Assignment –
Would you retype the listing below exactly as given?

Provided records –
● ● ● ● ●

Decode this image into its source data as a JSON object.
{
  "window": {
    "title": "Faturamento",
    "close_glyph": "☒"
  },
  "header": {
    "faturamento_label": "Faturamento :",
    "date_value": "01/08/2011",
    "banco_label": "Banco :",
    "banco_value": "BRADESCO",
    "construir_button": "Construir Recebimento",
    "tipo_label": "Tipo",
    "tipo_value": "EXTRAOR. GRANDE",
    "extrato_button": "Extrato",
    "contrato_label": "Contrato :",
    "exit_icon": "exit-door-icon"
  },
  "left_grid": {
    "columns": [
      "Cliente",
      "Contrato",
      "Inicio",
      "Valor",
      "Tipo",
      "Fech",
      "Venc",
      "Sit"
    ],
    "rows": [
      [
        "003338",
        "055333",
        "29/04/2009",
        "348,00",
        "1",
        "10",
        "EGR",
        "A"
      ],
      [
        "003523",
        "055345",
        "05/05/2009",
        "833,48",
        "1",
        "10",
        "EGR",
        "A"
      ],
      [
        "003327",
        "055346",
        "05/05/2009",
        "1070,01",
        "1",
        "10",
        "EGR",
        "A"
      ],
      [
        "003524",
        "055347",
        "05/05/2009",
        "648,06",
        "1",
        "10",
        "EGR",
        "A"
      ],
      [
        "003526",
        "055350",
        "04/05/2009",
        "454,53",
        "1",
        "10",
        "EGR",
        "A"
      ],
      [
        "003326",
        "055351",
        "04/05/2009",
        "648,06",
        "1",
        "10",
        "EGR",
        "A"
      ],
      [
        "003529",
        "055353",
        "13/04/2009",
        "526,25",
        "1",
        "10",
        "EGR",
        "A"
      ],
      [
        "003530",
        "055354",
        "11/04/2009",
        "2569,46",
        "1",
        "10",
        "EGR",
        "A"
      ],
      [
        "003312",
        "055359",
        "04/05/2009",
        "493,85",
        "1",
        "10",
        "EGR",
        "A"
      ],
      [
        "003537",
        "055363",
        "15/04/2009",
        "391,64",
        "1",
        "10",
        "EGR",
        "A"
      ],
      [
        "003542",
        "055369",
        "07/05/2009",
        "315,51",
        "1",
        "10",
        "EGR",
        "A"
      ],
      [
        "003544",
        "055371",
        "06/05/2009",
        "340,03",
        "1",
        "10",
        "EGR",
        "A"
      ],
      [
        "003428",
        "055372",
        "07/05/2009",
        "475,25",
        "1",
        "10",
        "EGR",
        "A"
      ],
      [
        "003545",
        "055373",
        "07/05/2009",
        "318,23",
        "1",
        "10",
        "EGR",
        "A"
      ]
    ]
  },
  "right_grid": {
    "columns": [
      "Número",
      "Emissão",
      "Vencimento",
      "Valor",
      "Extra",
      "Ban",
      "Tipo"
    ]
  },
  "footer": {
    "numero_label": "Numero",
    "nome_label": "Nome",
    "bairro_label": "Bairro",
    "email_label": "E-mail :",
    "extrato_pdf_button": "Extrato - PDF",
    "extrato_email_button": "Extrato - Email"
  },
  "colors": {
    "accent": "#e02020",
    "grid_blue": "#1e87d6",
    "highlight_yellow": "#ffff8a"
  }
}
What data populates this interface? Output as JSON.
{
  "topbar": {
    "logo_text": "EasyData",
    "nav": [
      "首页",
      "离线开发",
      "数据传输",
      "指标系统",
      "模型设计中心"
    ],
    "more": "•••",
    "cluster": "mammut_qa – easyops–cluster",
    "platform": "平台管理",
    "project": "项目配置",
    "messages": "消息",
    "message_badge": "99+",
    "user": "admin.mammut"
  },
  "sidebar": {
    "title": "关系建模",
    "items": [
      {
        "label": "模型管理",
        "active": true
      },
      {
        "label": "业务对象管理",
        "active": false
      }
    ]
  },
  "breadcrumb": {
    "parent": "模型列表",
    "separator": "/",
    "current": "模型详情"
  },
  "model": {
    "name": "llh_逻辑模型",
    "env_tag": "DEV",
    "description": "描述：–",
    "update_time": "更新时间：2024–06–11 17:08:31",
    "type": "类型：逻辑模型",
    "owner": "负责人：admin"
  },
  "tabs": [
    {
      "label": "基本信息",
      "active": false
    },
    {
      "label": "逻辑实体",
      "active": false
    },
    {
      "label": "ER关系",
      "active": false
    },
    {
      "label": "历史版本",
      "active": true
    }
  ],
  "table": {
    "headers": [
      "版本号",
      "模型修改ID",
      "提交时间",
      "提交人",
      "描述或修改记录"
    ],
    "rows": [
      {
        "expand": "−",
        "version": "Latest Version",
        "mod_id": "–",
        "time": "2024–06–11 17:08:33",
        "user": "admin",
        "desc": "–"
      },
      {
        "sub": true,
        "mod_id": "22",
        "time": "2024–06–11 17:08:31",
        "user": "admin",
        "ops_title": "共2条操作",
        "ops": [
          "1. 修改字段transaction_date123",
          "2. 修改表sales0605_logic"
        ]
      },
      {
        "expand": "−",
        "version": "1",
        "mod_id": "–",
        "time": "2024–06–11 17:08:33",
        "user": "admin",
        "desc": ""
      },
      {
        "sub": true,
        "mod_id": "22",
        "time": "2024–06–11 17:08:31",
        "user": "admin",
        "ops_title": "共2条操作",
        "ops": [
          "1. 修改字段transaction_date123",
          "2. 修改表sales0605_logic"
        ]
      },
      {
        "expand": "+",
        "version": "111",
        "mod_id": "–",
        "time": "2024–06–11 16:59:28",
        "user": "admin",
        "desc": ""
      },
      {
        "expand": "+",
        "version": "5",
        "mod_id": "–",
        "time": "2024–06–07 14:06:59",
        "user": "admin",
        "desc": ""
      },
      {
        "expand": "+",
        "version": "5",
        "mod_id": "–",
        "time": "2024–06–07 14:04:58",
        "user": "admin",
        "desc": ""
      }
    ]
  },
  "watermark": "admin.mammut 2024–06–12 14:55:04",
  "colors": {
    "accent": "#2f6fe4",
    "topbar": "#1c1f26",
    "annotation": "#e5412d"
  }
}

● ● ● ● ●

Expected answer –
Decode this image into its source data as a JSON object.
{
  "window": {
    "title": "Faturamento",
    "close_glyph": "☒"
  },
  "header": {
    "faturamento_label": "Faturamento :",
    "date_value": "01/08/2011",
    "banco_label": "Banco :",
    "banco_value": "BRADESCO",
    "construir_button": "Construir Recebimento",
    "tipo_label": "Tipo",
    "tipo_value": "EXTRAOR. GRANDE",
    "extrato_button": "Extrato",
    "contrato_label": "Contrato :",
    "exit_icon": "exit-door-icon"
  },
  "left_grid": {
    "columns": [
      "Cliente",
      "Contrato",
      "Inicio",
      "Valor",
      "Tipo",
      "Fech",
      "Venc",
      "Sit"
    ],
    "rows": [
      [
        "003338",
        "055333",
        "29/04/2009",
        "348,00",
        "1",
        "10",
        "EGR",
        "A"
      ],
      [
        "003523",
        "055345",
        "05/05/2009",
        "833,48",
        "1",
        "10",
        "EGR",
        "A"
      ],
      [
        "003327",
        "055346",
        "05/05/2009",
        "1070,01",
        "1",
        "10",
        "EGR",
        "A"
      ],
      [
        "003524",
        "055347",
        "05/05/2009",
        "648,06",
        "1",
        "10",
        "EGR",
        "A"
      ],
      [
        "003526",
        "055350",
        "04/05/2009",
        "454,53",
        "1",
        "10",
        "EGR",
        "A"
      ],
      [
        "003326",
        "055351",
        "04/05/2009",
        "648,06",
        "1",
        "10",
        "EGR",
        "A"
      ],
      [
        "003529",
        "055353",
        "13/04/2009",
        "526,25",
        "1",
        "10",
        "EGR",
        "A"
      ],
      [
        "003530",
        "055354",
        "11/04/2009",
        "2569,46",
        "1",
        "10",
        "EGR",
        "A"
      ],
      [
        "003312",
        "055359",
        "04/05/2009",
        "493,85",
        "1",
        "10",
        "EGR",
        "A"
      ],
      [
        "003537",
        "055363",
        "15/04/2009",
        "391,64",
        "1",
        "10",
        "EGR",
        "A"
      ],
      [
        "003542",
        "055369",
        "07/05/2009",
        "315,51",
        "1",
        "10",
        "EGR",
        "A"
      ],
      [
        "003544",
        "055371",
        "06/05/2009",
        "340,03",
        "1",
        "10",
        "EGR",
        "A"
      ],
      [
        "003428",
        "055372",
        "07/05/2009",
        "475,25",
        "1",
        "10",
        "EGR",
        "A"
      ],
      [
        "003545",
        "055373",
        "07/05/2009",
        "318,23",
        "1",
        "10",
        "EGR",
        "A"
      ]
    ]
  },
  "right_grid": {
    "columns": [
      "Número",
      "Emissão",
      "Vencimento",
      "Valor",
      "Extra",
      "Ban",
      "Tipo"
    ]
  },
  "footer": {
    "numero_label": "Numero",
    "nome_label": "Nome",
    "bairro_label": "Bairro",
    "email_label": "E-mail :",
    "extrato_pdf_button": "Extrato - PDF",
    "extrato_email_button": "Extrato - Email"
  },
  "colors": {
    "accent": "#e02020",
    "grid_blue": "#1e87d6",
    "highlight_yellow": "#ffff8a"
  }
}
What data populates this interface? Output as JSON.
{
  "topbar": {
    "logo_text": "EasyData",
    "nav": [
      "首页",
      "离线开发",
      "数据传输",
      "指标系统",
      "模型设计中心"
    ],
    "more": "•••",
    "cluster": "mammut_qa – easyops–cluster",
    "platform": "平台管理",
    "project": "项目配置",
    "messages": "消息",
    "message_badge": "99+",
    "user": "admin.mammut"
  },
  "sidebar": {
    "title": "关系建模",
    "items": [
      {
        "label": "模型管理",
        "active": true
      },
      {
        "label": "业务对象管理",
        "active": false
      }
    ]
  },
  "breadcrumb": {
    "parent": "模型列表",
    "separator": "/",
    "current": "模型详情"
  },
  "model": {
    "name": "llh_逻辑模型",
    "env_tag": "DEV",
    "description": "描述：–",
    "update_time": "更新时间：2024–06–11 17:08:31",
    "type": "类型：逻辑模型",
    "owner": "负责人：admin"
  },
  "tabs": [
    {
      "label": "基本信息",
      "active": false
    },
    {
      "label": "逻辑实体",
      "active": false
    },
    {
      "label": "ER关系",
      "active": false
    },
    {
      "label": "历史版本",
      "active": true
    }
  ],
  "table": {
    "headers": [
      "版本号",
      "模型修改ID",
      "提交时间",
      "提交人",
      "描述或修改记录"
    ],
    "rows": [
      {
        "expand": "−",
        "version": "Latest Version",
        "mod_id": "–",
        "time": "2024–06–11 17:08:33",
        "user": "admin",
        "desc": "–"
      },
      {
        "sub": true,
        "mod_id": "22",
        "time": "2024–06–11 17:08:31",
        "user": "admin",
        "ops_title": "共2条操作",
        "ops": [
          "1. 修改字段transaction_date123",
          "2. 修改表sales0605_logic"
        ]
      },
      {
        "expand": "−",
        "version": "1",
        "mod_id": "–",
        "time": "2024–06–11 17:08:33",
        "user": "admin",
        "desc": ""
      },
      {
        "sub": true,
        "mod_id": "22",
        "time": "2024–06–11 17:08:31",
        "user": "admin",
        "ops_title": "共2条操作",
        "ops": [
          "1. 修改字段transaction_date123",
          "2. 修改表sales0605_logic"
        ]
      },
      {
        "expand": "+",
        "version": "111",
        "mod_id": "–",
        "time": "2024–06–11 16:59:28",
        "user": "admin",
        "desc": ""
      },
      {
        "expand": "+",
        "version": "5",
        "mod_id": "–",
        "time": "2024–06–07 14:06:59",
        "user": "admin",
        "desc": ""
      },
      {
        "expand": "+",
        "version": "5",
        "mod_id": "–",
        "time": "2024–06–07 14:04:58",
        "user": "admin",
        "desc": ""
      }
    ]
  },
  "watermark": "admin.mammut 2024–06–12 14:55:04",
  "colors": {
    "accent": "#2f6fe4",
    "topbar": "#1c1f26",
    "annotation": "#e5412d"
  }
}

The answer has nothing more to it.